Since having elected leaders instead of kings is a hallmark of our democratic system, Americans share a common concern for election integrity. But for some, that concern has grown into full-blown conspiracy theories and misinformation about election fraud since before Donald Trump lost the 2020 presidential election.

Despite dozens of lawsuits either being dismissed as groundless or lost on their merit in court, people still try to claim that the 2020 election was rife with fraud.

One of the primary targets of those fraud claims is mail-in ballots. People haven't seemed to wrap their minds around how mail-in ballots can be secure and how people can be prevented from voting twice if they happen to have more than one ballot mailed to them.

Turning Point USA field rep Aubrey Savela shared a photo of two official Arizona ballots with her name on them to X, with the caption, "Maricopa county at its finest… My first time ever voting in a presidential preference election and I received not one but two mail-in ballots.Thank you @stephen_richer."

Keep ReadingShow less

A penguin and the planet SAturn.

Some folks just have a knack for remembering all sorts of random facts. They're the stars at trivia nights, but sometimes, they come off as too much of a know-it-all.

Do you ever wonder why some people seem to be better at recalling random facts than others? Monica Thieu, a multi-time “Jeopardy!” contestant, studied the phenomenon and found that people who are great at trivia and remember random facts could also recall the situation and content when they first learned the fact.

So, someone who is excellent at remembering random facts won’t just remember that Grant is buried in Grant's Tomb.

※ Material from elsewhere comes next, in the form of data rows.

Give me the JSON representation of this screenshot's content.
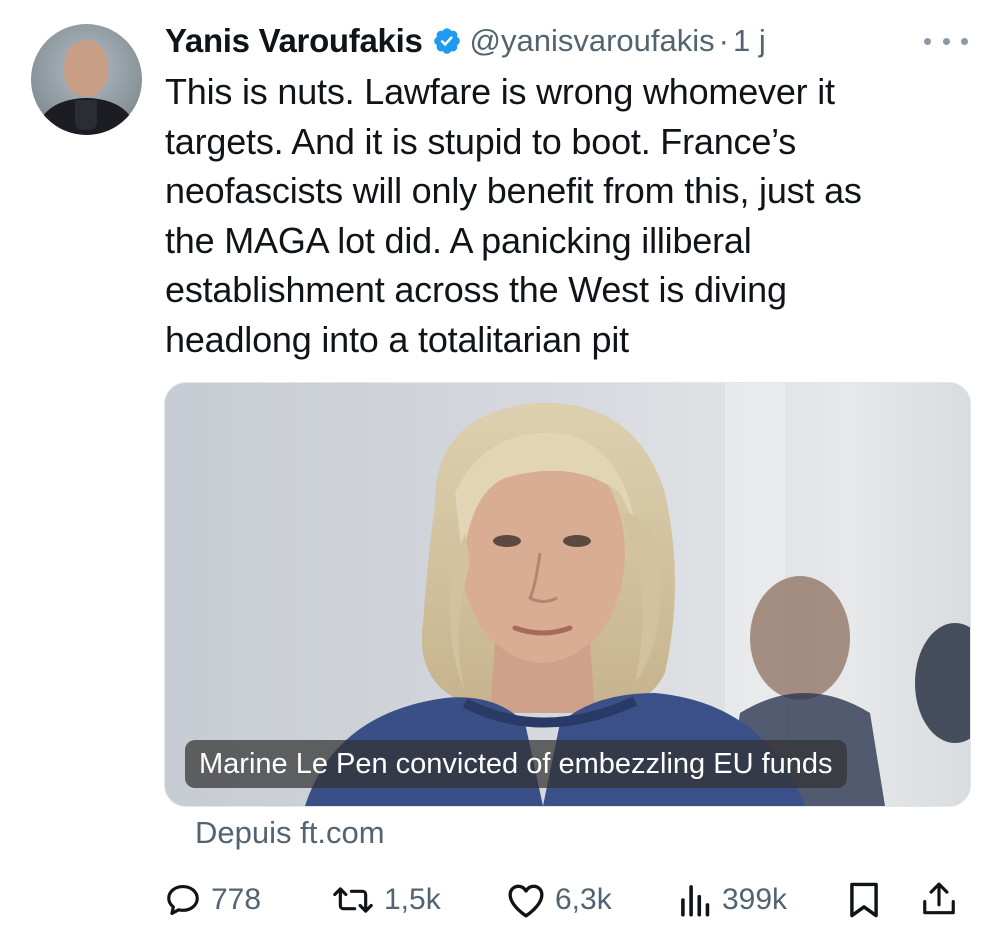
{
  "tweet": {
    "author_name": "Yanis Varoufakis",
    "handle": "@yanisvaroufakis",
    "separator": "·",
    "time": "1 j",
    "verified_color": "#1d9bf0",
    "text_lines": [
      "This is nuts. Lawfare is wrong whomever it",
      "targets. And it is stupid to boot. France’s",
      "neofascists will only benefit from this, just as",
      "the MAGA lot did. A panicking illiberal",
      "establishment across the West is diving",
      "headlong into a totalitarian pit"
    ]
  },
  "card": {
    "caption": "Marine Le Pen convicted of embezzling EU funds",
    "source": "Depuis ft.com"
  },
  "actions": {
    "replies": "778",
    "reposts": "1,5k",
    "likes": "6,3k",
    "views": "399k"
  },
  "icons": {
    "verified": "verified-badge-icon",
    "more": "more-dots-icon",
    "reply": "reply-bubble-icon",
    "repost": "repost-arrows-icon",
    "like": "heart-icon",
    "views": "bar-chart-icon",
    "bookmark": "bookmark-icon",
    "share": "share-upload-icon"
  }
}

They will also remember that they learned it on a sunny day while on a walking tour of Riverside, New York.

(President Ulysses Grant is buried in Grant’s Tomb, which is located in Riverside, New York.)

Keep ReadingShow less
Community

Hotel is giving away 10 all-expense-paid trips to help rebuild Patagonia hiking trail

Post your video entry by March 15 for a chance to do some good while exploring one of the world's most stunning ecosystems.

Las Torres Patagonia

Torres del Paine National Park

In the far southern reaches of South America, Patagonia beckons adventurers with its striking landscape. Rugged mountain peaks, deep valley vistas, pristine lakes, virgin forests, coastal cliffs and more combine to make this semi-arid land a paradise for nature lovers and photographers alike.

If you've ever seen a photo like this…

hiking trail next to a lake in patagoniaHiking trail at Torres del Paine National Park in PatagoniaLas Torres Patagonia

…and thought, "I have to go see that turquoise water for myself," now's your chance. Las Torres Patagonia is offering an all-expense-paid trip (including airfare) for 10 lucky winners to travel to Torres del Paine National Park in Chile and stay at the all-inclusive Las Torres Patagonia hotel for five days.

Keep ReadingShow less